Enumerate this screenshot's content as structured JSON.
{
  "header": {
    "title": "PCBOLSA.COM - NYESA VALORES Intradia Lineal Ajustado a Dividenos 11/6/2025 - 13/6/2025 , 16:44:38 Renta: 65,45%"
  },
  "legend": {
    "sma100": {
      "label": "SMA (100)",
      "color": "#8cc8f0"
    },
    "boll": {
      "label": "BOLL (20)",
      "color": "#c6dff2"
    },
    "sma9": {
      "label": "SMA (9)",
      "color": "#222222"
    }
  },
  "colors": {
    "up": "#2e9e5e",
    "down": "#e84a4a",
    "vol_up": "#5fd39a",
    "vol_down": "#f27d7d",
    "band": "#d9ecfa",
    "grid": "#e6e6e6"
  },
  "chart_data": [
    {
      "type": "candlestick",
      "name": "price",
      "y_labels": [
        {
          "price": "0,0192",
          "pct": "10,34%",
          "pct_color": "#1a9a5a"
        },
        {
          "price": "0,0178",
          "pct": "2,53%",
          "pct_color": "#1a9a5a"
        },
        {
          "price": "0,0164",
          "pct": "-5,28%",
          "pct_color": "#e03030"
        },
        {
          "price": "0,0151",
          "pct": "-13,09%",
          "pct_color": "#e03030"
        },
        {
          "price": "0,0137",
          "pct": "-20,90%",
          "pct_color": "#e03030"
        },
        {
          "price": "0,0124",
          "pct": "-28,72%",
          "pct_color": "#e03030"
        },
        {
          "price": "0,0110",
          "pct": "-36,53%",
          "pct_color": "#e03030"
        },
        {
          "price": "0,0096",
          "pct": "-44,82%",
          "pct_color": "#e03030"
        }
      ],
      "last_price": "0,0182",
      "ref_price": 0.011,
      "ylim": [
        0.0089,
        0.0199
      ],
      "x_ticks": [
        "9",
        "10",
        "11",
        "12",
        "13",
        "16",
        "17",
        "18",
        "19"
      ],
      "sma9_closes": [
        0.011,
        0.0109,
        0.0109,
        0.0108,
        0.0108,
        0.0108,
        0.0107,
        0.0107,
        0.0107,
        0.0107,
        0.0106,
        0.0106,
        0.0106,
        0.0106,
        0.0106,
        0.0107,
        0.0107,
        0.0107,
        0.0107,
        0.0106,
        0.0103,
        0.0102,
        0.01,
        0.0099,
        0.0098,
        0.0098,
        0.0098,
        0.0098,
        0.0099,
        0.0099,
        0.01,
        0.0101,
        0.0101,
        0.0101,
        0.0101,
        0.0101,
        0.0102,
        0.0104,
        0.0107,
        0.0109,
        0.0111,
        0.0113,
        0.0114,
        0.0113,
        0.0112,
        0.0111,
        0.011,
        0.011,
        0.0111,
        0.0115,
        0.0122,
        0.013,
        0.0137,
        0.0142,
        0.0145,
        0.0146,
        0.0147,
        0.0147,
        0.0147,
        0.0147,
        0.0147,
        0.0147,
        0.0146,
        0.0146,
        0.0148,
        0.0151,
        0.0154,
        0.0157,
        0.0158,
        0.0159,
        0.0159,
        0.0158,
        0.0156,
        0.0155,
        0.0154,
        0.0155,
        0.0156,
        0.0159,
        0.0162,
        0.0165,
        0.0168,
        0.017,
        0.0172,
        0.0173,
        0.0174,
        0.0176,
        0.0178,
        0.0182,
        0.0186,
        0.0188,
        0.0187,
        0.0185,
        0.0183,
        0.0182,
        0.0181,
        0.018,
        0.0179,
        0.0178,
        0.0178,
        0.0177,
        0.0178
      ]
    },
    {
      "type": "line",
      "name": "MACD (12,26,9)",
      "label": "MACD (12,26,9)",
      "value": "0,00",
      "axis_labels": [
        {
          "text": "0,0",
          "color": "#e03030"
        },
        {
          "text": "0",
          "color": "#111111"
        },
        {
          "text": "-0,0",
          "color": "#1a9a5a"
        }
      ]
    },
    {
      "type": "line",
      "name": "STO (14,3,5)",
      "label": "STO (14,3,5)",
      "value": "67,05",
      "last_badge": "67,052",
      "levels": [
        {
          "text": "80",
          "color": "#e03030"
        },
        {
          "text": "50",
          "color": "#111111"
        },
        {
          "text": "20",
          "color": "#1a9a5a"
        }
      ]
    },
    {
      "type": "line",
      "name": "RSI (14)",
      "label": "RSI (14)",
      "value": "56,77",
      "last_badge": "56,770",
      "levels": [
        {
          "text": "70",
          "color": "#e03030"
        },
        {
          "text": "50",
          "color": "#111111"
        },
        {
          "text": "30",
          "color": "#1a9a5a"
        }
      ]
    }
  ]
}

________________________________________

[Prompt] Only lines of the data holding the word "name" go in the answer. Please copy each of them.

[Solution to this exercise]
      "name": "price",
      "name": "MACD (12,26,9)",
      "name": "STO (14,3,5)",
      "name": "RSI (14)",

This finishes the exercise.